Bluedoor Group Insight | July 25, 2019
A recent article by McKinsey & Company discussed the growing trend of established companies creating small subsidiaries to serve as innovation centers (also called “factories”) that take advantage of the best of both worlds—the agility of a start-up with the resources of the parent company. Although this approach has its merits and advantages on the surface, it suffers from several fundamental flaws that may hamper the innovation center’s ability to irrigate the desert of stale bureaucracy.
The need for transparency and objectivity is paramount for transformation. In a quest to redesign the customer or client experience, a given factory would likely choose to interview current or potential customers to map their journey, opinions, and process of interacting with the company. However, without objective third party involvement, this process is a quagmire that is subject to bias (both on the side of the interviewer and the interviewee) and tunnel vision. Even if in-house factories are careful about their methodology and maximize objectivity, their project’s scope has an important limitation—they are only redesigning a solution for one company.
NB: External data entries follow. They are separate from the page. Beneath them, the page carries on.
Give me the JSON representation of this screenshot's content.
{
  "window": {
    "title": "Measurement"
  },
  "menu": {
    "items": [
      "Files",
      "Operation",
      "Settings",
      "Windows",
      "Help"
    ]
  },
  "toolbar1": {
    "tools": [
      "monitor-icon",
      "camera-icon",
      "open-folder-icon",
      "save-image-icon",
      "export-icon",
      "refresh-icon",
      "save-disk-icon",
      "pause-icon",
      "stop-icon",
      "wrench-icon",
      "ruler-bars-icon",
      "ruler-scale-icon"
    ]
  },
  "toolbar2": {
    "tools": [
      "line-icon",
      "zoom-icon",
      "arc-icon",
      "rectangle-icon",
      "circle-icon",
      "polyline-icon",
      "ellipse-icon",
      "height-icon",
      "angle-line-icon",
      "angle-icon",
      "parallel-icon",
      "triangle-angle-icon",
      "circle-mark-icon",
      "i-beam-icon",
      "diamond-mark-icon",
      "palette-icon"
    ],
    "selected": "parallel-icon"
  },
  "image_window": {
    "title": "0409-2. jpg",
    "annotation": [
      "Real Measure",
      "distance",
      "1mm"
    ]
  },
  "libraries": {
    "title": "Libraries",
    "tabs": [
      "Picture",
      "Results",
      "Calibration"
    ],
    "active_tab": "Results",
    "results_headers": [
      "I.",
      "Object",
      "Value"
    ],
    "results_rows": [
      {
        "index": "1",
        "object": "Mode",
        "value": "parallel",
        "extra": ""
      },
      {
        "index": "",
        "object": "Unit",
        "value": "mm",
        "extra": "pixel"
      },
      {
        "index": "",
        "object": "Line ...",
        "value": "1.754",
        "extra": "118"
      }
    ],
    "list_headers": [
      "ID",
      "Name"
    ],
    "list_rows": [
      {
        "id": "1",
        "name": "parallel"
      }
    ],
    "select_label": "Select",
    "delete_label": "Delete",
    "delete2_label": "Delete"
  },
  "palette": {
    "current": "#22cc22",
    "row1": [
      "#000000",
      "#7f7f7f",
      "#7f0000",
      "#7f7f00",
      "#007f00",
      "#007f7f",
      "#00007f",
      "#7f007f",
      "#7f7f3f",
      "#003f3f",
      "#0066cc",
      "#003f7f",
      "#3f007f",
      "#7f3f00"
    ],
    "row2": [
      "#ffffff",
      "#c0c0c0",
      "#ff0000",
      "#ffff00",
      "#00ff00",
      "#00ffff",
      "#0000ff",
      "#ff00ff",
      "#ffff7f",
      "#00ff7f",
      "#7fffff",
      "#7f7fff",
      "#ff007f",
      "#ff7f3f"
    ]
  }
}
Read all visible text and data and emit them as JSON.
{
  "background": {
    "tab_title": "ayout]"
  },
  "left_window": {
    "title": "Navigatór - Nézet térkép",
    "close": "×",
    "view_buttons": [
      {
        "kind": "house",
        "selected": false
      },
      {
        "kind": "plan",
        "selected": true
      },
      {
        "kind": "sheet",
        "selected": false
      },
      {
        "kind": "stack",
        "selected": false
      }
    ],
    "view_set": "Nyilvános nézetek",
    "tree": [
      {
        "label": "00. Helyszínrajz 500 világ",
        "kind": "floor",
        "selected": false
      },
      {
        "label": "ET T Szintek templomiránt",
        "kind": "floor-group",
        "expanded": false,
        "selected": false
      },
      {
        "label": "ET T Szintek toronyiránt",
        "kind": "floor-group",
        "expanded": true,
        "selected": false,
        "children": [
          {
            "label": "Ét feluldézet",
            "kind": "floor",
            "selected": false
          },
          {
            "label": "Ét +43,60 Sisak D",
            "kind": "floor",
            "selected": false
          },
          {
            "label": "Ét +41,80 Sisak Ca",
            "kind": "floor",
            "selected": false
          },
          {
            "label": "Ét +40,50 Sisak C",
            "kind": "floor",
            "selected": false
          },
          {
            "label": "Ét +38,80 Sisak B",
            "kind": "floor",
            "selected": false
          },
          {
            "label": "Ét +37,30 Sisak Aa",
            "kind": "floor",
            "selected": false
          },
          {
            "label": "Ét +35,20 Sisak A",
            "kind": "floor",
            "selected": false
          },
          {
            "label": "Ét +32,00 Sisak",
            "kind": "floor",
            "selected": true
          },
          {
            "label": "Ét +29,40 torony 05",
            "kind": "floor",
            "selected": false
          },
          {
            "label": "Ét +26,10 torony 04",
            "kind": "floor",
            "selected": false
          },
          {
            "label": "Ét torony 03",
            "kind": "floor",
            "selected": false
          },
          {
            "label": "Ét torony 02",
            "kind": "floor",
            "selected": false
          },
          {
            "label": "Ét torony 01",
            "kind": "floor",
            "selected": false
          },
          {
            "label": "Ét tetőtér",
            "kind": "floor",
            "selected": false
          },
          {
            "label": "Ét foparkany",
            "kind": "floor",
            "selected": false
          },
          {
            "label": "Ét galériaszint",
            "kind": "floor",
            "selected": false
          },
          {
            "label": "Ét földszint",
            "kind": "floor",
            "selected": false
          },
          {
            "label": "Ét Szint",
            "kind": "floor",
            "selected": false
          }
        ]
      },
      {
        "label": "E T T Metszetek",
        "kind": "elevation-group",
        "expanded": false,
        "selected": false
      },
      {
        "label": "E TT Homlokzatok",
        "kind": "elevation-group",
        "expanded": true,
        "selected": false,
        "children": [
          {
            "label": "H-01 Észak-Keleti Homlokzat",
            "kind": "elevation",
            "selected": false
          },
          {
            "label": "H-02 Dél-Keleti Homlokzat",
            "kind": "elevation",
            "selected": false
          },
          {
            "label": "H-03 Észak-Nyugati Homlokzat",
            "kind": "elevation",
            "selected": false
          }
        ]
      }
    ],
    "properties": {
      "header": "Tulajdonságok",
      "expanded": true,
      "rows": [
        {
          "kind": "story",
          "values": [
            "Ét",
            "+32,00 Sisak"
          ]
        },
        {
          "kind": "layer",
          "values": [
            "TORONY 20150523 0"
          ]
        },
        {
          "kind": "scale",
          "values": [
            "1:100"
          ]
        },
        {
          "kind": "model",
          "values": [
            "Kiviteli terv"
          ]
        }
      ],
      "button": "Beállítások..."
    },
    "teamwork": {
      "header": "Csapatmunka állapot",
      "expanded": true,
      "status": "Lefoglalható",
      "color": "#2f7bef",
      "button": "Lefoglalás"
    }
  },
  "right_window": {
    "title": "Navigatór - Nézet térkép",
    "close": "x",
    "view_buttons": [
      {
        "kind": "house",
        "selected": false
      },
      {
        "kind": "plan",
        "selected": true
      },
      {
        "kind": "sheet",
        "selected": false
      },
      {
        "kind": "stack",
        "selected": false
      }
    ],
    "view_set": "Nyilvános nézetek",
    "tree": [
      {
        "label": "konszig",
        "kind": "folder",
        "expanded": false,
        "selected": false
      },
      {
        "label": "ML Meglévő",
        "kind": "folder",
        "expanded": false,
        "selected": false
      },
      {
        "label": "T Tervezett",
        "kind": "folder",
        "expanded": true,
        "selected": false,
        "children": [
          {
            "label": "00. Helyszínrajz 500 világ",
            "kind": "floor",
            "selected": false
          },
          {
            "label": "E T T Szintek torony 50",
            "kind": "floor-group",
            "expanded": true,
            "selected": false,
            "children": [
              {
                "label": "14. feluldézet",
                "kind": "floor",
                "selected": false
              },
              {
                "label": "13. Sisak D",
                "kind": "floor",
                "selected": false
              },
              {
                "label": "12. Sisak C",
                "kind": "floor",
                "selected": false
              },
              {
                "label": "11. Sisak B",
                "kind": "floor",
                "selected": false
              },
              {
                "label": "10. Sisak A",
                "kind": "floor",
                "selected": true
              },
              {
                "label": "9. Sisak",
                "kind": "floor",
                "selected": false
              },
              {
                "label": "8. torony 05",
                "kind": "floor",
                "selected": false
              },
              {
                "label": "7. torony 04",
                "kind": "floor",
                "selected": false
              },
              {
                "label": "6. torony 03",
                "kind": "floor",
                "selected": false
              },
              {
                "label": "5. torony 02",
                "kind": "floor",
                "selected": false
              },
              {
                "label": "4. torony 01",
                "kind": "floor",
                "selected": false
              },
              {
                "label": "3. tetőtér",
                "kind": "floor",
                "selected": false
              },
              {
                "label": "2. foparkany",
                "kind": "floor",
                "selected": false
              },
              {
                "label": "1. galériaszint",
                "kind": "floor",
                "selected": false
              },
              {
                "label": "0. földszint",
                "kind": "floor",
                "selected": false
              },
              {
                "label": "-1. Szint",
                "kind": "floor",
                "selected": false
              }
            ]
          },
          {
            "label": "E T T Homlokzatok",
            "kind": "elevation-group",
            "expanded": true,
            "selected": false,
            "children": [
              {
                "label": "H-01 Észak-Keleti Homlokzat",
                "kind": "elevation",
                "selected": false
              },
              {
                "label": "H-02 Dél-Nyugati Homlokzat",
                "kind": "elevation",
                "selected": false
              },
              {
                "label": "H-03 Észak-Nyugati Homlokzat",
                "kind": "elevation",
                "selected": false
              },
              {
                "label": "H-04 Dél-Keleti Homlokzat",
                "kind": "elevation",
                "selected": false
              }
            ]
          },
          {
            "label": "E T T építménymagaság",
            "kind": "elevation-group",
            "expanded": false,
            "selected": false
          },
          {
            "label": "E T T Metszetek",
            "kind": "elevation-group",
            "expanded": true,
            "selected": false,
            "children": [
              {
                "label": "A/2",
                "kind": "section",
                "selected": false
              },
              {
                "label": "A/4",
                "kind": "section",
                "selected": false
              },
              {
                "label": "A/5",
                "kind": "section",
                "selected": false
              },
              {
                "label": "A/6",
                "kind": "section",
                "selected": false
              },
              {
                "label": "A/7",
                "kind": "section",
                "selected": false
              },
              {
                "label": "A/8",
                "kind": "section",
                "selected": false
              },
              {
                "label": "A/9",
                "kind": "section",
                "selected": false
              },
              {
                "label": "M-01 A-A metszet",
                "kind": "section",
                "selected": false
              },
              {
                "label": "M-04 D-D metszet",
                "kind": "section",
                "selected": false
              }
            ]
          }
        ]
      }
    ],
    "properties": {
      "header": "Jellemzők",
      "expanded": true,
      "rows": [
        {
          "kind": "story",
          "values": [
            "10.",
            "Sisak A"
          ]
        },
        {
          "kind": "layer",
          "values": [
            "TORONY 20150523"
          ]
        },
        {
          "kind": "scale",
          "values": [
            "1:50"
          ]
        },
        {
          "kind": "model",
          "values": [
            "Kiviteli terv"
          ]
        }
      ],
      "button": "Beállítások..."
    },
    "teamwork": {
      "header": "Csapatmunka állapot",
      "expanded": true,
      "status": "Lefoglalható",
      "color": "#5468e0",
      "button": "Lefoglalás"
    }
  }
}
This is another area where independent innovation centers have a leg up from factories—they have experience seeing the problem areas of many companies. This allows them a macro view — a forest rather than a single tree—that can see past the silos of institutions. They also do not possess the biases and tunnel vision of the larger organization they serve. Bureaucracies work hard to staff and resource the finest thought leaders into their in-house factories, but it is impossible to assemble the best talent and thought leadership under the roof of one bureaucracy.
Our suggestion is this: instead, bureaucracies need truly independent adhocracies to design and execute new offerings, provide thought leadership at a macro level, and gather objective feedback about the organization they are advising. Adhocracies like Bluedoor value action over authority, organize activities around problems and opportunities, and iterate through trial and error. These types of organizations embody the agile transformation and fast pace that bureaucracies so desperately seek in this changing world.
Another important thought for established companies that find themselves eager to partner with other organizations, but have no venue to interact with them—this is where unbiased intermediaries have importance. These intermediaries, such as the Digital Health Institute for Transformation (DHIT), sit at the ecosystem level, engaging all stakeholders and building bridges for collaboration. Juggernauts that remain in silos will become obsolete in the future economy without a willingness to partner and collaborate with all kinds of organizations, large and small.
To read the McKinsey article, click here.